THE LIFE OF BRIAN
- TRIBUTE BOOK -
This special book contains tributes from the famous as well as the fans. It follows Cloughie's playing and managerial career by featuring quotes from the Great Man himself as well as journalists and players. It is a fine collection of memories and tributes.
The foreword is by Dave Mackay, whose signing for Derby from Spurs was a Cloughie masterstroke. Says Mackay: "He always called me David. I liked that. It was Brian Clough's way of immediately awarding dignity to his players."
The book documents the Great Man's outstanding record at Middlesbrough and Sunderland, goal by goal. Also featured is his England debut against Wales in Cardiff in October 1959. According to a newspaper cutting, Cloughie's father Joe made the nine-hour coach trip with 40 members of the Wilton ICI Polythene Maintenance Section, where he worked. It's gems like that which make this book a great read.
Chapter eleven features tributes from friends, players and colleagues. They include Geoff Boycott, Frank Clark and the former Boro striker Bernie Slaven. One contribution is by Ken Simpkins, the Hartlepool keeper when Cloughie was in charge.
Says Ken: "He wanted everyone smart and well presented and he had a couple of goes at me because of my weight. I worked really hard to improve and Brian put me in a specially designed plastic suit to help sweat off the pounds. I remember once he fined Cliff Wright, a friend of his from his Middlesbrough days, for calling him 'Brian'. He said it was now 'boss' or 'Mr Clough'. Anyway, Peter Taylor made sure Cliff was reimbursed."

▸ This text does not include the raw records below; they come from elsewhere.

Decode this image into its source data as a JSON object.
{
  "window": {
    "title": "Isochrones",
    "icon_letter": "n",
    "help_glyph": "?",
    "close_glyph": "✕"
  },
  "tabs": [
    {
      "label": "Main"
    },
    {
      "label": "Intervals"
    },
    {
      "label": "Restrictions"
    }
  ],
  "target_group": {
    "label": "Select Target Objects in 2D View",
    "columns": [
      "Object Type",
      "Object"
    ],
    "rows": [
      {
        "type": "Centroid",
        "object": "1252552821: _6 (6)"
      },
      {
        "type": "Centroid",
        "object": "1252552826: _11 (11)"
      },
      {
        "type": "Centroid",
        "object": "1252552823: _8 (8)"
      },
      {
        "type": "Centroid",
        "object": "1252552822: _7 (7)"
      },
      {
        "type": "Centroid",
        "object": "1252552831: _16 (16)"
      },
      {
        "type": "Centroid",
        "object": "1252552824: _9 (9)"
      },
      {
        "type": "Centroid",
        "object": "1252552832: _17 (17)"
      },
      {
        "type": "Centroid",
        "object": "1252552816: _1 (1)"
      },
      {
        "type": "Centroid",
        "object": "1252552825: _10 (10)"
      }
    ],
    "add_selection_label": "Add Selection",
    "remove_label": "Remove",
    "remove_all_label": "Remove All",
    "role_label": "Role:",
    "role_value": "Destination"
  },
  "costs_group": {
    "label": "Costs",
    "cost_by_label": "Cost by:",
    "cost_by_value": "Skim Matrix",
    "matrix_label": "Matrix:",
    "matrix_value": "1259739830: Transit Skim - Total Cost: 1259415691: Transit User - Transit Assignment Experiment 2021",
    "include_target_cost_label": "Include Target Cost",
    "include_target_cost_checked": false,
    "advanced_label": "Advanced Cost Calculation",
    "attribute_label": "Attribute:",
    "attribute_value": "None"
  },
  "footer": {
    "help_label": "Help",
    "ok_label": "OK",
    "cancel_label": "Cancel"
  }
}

The final chapter is a collection of memories and tributes from fans, including the editor of this website, who offered his services free of charge to help contribute to the book. Some of the tributes are from this website.
'The Life of Brian' costs £9.99, with 50p from each sale going to the Brian Clough Memorial Fund. It is the perfect book to pick-up and put-down at leisure when you fancy reminding yourself of what a special player and manager Brian Clough really was.